DATASET ENTRIES:
........
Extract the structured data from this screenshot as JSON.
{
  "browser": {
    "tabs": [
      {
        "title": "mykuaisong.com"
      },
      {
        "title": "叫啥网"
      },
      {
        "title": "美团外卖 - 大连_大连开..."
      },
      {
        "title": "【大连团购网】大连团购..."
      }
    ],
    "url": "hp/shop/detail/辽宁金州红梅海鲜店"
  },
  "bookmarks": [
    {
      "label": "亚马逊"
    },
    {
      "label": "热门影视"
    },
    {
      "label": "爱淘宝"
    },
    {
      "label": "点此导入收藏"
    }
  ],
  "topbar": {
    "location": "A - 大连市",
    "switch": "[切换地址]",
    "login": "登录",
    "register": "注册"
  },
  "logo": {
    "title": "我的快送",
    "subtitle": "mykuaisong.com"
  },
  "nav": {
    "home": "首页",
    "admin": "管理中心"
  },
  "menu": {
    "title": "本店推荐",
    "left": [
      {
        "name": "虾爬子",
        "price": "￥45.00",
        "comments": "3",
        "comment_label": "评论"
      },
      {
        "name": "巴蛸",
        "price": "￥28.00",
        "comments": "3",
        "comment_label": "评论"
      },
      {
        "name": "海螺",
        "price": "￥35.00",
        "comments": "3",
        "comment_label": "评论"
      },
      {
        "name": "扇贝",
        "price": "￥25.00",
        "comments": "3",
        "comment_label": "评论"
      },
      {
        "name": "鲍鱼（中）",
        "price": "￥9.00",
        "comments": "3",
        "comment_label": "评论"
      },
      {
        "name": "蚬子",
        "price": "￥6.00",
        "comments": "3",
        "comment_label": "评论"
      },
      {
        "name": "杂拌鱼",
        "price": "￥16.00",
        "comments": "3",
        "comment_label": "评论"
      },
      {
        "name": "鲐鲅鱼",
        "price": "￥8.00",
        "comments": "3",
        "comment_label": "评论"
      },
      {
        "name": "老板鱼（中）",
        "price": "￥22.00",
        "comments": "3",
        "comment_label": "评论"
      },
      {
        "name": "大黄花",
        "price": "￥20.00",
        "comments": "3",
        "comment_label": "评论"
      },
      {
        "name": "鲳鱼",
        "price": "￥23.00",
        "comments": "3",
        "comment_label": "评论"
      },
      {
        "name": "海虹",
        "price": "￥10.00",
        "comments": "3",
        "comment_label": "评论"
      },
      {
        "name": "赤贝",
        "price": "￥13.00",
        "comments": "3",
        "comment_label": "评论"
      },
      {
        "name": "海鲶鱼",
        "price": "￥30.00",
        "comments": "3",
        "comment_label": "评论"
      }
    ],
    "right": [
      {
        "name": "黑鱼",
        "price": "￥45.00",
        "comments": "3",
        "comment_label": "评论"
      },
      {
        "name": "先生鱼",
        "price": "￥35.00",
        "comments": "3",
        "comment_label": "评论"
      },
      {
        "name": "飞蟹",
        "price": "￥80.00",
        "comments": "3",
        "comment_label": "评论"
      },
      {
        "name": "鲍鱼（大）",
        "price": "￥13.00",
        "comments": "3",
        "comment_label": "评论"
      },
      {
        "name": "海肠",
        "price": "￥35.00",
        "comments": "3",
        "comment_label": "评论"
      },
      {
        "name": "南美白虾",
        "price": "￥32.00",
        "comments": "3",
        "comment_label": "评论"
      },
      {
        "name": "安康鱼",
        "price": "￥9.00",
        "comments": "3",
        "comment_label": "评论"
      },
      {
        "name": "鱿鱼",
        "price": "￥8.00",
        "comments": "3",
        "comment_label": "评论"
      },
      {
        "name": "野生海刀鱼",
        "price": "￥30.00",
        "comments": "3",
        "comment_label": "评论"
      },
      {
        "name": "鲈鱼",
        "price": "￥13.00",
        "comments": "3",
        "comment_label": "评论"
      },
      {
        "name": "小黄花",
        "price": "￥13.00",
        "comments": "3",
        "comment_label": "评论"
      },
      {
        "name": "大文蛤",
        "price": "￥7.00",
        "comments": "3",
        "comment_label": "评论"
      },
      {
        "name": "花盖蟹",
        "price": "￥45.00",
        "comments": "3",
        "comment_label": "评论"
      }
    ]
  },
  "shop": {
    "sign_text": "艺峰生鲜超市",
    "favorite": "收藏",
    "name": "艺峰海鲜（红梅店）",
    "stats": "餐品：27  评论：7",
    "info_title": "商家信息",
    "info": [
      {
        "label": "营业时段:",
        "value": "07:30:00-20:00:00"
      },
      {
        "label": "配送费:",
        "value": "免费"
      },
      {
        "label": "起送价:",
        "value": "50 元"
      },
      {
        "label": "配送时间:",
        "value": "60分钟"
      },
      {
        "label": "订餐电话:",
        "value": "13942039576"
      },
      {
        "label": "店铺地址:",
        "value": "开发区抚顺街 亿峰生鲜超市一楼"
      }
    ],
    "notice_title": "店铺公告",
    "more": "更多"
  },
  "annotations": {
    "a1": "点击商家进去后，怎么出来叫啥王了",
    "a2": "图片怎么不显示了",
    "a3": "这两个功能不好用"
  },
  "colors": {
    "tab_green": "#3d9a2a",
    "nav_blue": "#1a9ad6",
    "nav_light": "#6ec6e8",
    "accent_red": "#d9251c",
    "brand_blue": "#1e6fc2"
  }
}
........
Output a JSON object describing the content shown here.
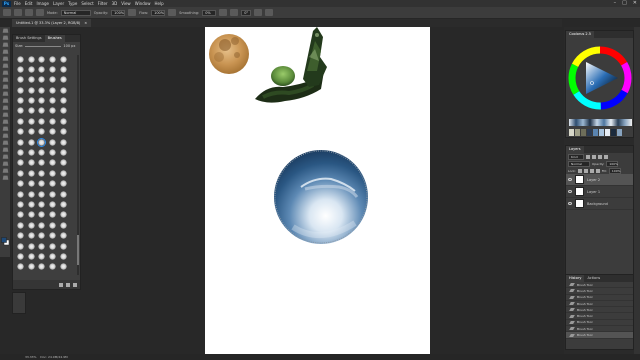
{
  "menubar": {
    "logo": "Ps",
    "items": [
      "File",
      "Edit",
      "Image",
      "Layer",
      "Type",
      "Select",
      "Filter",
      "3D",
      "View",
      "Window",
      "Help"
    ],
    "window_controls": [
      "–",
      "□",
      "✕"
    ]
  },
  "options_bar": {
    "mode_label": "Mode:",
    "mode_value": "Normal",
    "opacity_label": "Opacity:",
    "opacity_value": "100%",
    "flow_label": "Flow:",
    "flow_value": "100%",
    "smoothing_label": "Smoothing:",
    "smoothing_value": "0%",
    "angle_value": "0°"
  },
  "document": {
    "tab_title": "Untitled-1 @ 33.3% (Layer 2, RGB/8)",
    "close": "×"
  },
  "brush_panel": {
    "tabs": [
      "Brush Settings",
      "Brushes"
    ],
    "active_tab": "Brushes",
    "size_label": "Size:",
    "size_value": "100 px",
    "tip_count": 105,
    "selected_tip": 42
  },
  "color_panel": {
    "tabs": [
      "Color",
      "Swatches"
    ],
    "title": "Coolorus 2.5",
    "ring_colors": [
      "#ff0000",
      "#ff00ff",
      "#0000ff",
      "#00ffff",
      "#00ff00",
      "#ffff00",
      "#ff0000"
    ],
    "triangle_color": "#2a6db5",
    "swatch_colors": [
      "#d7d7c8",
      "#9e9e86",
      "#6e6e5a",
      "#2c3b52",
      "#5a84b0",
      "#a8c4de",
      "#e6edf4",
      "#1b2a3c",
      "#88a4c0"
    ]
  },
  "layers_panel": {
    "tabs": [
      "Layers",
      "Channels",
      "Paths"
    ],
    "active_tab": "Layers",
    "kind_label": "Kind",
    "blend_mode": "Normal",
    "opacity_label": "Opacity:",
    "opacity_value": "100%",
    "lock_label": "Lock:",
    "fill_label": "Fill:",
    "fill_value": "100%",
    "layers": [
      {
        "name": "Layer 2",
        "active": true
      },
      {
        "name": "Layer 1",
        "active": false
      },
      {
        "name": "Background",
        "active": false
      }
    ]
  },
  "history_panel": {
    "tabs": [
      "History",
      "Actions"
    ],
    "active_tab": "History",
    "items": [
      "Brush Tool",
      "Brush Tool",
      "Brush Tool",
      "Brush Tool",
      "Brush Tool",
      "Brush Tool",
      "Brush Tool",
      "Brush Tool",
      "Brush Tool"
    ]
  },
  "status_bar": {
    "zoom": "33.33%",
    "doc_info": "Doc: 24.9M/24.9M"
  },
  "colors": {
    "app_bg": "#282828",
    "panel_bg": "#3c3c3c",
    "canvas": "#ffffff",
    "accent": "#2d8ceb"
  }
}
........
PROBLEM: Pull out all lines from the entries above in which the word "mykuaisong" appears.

ANSWER FOR THE TASK:
        "title": "mykuaisong.com"
    "subtitle": "mykuaisong.com"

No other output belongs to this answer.